Problem to work on> Repeat the listing below in full, exactly as it stands.

(Data records)

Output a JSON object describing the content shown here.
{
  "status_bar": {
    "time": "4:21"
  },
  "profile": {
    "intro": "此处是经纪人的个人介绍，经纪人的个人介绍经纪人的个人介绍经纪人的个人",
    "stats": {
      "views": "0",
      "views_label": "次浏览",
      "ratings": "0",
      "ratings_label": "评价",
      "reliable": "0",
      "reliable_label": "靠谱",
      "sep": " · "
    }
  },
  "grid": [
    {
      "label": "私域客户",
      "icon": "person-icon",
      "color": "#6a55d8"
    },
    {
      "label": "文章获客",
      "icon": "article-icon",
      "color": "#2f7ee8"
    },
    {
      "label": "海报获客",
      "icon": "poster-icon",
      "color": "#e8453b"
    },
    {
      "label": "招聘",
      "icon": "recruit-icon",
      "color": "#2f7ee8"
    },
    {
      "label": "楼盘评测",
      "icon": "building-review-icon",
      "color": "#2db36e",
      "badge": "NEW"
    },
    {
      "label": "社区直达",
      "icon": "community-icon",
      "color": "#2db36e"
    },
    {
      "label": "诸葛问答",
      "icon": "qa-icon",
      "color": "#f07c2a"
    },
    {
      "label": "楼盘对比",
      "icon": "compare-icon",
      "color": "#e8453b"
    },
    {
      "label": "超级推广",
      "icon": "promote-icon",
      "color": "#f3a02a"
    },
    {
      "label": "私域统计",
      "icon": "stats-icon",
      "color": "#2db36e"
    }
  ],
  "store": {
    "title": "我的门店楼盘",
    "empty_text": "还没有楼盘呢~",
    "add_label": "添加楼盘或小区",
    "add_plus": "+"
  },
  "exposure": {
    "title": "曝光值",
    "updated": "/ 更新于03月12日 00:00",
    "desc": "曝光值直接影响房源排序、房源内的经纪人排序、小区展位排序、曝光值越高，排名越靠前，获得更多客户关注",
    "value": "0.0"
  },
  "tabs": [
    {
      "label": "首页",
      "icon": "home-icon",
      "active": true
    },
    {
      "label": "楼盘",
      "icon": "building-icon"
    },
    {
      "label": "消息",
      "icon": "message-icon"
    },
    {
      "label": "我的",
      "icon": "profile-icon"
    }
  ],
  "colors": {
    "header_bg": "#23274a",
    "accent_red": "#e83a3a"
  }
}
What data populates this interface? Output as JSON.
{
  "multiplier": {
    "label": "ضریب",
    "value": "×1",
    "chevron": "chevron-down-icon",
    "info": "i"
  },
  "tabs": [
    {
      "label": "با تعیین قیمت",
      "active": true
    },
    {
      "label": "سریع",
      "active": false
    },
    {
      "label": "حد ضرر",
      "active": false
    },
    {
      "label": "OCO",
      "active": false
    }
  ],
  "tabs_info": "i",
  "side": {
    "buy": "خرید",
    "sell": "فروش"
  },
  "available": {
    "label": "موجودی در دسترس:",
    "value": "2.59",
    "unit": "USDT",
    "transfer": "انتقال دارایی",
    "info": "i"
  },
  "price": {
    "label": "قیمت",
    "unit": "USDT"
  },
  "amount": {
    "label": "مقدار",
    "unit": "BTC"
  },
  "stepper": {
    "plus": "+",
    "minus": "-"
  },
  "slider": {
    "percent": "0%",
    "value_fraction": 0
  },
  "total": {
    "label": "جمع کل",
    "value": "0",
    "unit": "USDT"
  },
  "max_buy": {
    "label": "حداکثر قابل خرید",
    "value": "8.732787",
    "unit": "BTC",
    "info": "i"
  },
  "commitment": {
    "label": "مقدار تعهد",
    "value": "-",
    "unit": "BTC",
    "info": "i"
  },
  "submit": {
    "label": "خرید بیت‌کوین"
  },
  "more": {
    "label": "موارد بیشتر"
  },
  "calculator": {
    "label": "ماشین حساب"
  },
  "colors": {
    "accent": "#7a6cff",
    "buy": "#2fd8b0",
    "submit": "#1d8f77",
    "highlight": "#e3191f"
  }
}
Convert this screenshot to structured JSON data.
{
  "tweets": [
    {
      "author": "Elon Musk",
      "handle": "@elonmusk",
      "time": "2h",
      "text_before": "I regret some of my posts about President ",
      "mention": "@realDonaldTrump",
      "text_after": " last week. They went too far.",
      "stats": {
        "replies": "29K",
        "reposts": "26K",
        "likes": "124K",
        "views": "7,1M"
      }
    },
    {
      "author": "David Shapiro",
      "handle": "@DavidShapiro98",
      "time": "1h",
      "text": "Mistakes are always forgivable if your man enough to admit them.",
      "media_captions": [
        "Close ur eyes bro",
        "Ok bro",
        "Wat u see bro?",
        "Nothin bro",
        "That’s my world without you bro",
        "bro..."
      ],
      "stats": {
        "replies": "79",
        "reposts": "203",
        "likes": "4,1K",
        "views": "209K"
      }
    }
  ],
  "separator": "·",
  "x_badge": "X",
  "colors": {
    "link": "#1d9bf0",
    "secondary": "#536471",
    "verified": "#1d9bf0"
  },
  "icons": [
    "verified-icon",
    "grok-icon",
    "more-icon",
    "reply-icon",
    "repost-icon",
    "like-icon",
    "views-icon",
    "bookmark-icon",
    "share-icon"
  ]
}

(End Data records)

Task response>
Output a JSON object describing the content shown here.
{
  "status_bar": {
    "time": "4:21"
  },
  "profile": {
    "intro": "此处是经纪人的个人介绍，经纪人的个人介绍经纪人的个人介绍经纪人的个人",
    "stats": {
      "views": "0",
      "views_label": "次浏览",
      "ratings": "0",
      "ratings_label": "评价",
      "reliable": "0",
      "reliable_label": "靠谱",
      "sep": " · "
    }
  },
  "grid": [
    {
      "label": "私域客户",
      "icon": "person-icon",
      "color": "#6a55d8"
    },
    {
      "label": "文章获客",
      "icon": "article-icon",
      "color": "#2f7ee8"
    },
    {
      "label": "海报获客",
      "icon": "poster-icon",
      "color": "#e8453b"
    },
    {
      "label": "招聘",
      "icon": "recruit-icon",
      "color": "#2f7ee8"
    },
    {
      "label": "楼盘评测",
      "icon": "building-review-icon",
      "color": "#2db36e",
      "badge": "NEW"
    },
    {
      "label": "社区直达",
      "icon": "community-icon",
      "color": "#2db36e"
    },
    {
      "label": "诸葛问答",
      "icon": "qa-icon",
      "color": "#f07c2a"
    },
    {
      "label": "楼盘对比",
      "icon": "compare-icon",
      "color": "#e8453b"
    },
    {
      "label": "超级推广",
      "icon": "promote-icon",
      "color": "#f3a02a"
    },
    {
      "label": "私域统计",
      "icon": "stats-icon",
      "color": "#2db36e"
    }
  ],
  "store": {
    "title": "我的门店楼盘",
    "empty_text": "还没有楼盘呢~",
    "add_label": "添加楼盘或小区",
    "add_plus": "+"
  },
  "exposure": {
    "title": "曝光值",
    "updated": "/ 更新于03月12日 00:00",
    "desc": "曝光值直接影响房源排序、房源内的经纪人排序、小区展位排序、曝光值越高，排名越靠前，获得更多客户关注",
    "value": "0.0"
  },
  "tabs": [
    {
      "label": "首页",
      "icon": "home-icon",
      "active": true
    },
    {
      "label": "楼盘",
      "icon": "building-icon"
    },
    {
      "label": "消息",
      "icon": "message-icon"
    },
    {
      "label": "我的",
      "icon": "profile-icon"
    }
  ],
  "colors": {
    "header_bg": "#23274a",
    "accent_red": "#e83a3a"
  }
}
What data populates this interface? Output as JSON.
{
  "multiplier": {
    "label": "ضریب",
    "value": "×1",
    "chevron": "chevron-down-icon",
    "info": "i"
  },
  "tabs": [
    {
      "label": "با تعیین قیمت",
      "active": true
    },
    {
      "label": "سریع",
      "active": false
    },
    {
      "label": "حد ضرر",
      "active": false
    },
    {
      "label": "OCO",
      "active": false
    }
  ],
  "tabs_info": "i",
  "side": {
    "buy": "خرید",
    "sell": "فروش"
  },
  "available": {
    "label": "موجودی در دسترس:",
    "value": "2.59",
    "unit": "USDT",
    "transfer": "انتقال دارایی",
    "info": "i"
  },
  "price": {
    "label": "قیمت",
    "unit": "USDT"
  },
  "amount": {
    "label": "مقدار",
    "unit": "BTC"
  },
  "stepper": {
    "plus": "+",
    "minus": "-"
  },
  "slider": {
    "percent": "0%",
    "value_fraction": 0
  },
  "total": {
    "label": "جمع کل",
    "value": "0",
    "unit": "USDT"
  },
  "max_buy": {
    "label": "حداکثر قابل خرید",
    "value": "8.732787",
    "unit": "BTC",
    "info": "i"
  },
  "commitment": {
    "label": "مقدار تعهد",
    "value": "-",
    "unit": "BTC",
    "info": "i"
  },
  "submit": {
    "label": "خرید بیت‌کوین"
  },
  "more": {
    "label": "موارد بیشتر"
  },
  "calculator": {
    "label": "ماشین حساب"
  },
  "colors": {
    "accent": "#7a6cff",
    "buy": "#2fd8b0",
    "submit": "#1d8f77",
    "highlight": "#e3191f"
  }
}
Convert this screenshot to structured JSON data.
{
  "tweets": [
    {
      "author": "Elon Musk",
      "handle": "@elonmusk",
      "time": "2h",
      "text_before": "I regret some of my posts about President ",
      "mention": "@realDonaldTrump",
      "text_after": " last week. They went too far.",
      "stats": {
        "replies": "29K",
        "reposts": "26K",
        "likes": "124K",
        "views": "7,1M"
      }
    },
    {
      "author": "David Shapiro",
      "handle": "@DavidShapiro98",
      "time": "1h",
      "text": "Mistakes are always forgivable if your man enough to admit them.",
      "media_captions": [
        "Close ur eyes bro",
        "Ok bro",
        "Wat u see bro?",
        "Nothin bro",
        "That’s my world without you bro",
        "bro..."
      ],
      "stats": {
        "replies": "79",
        "reposts": "203",
        "likes": "4,1K",
        "views": "209K"
      }
    }
  ],
  "separator": "·",
  "x_badge": "X",
  "colors": {
    "link": "#1d9bf0",
    "secondary": "#536471",
    "verified": "#1d9bf0"
  },
  "icons": [
    "verified-icon",
    "grok-icon",
    "more-icon",
    "reply-icon",
    "repost-icon",
    "like-icon",
    "views-icon",
    "bookmark-icon",
    "share-icon"
  ]
}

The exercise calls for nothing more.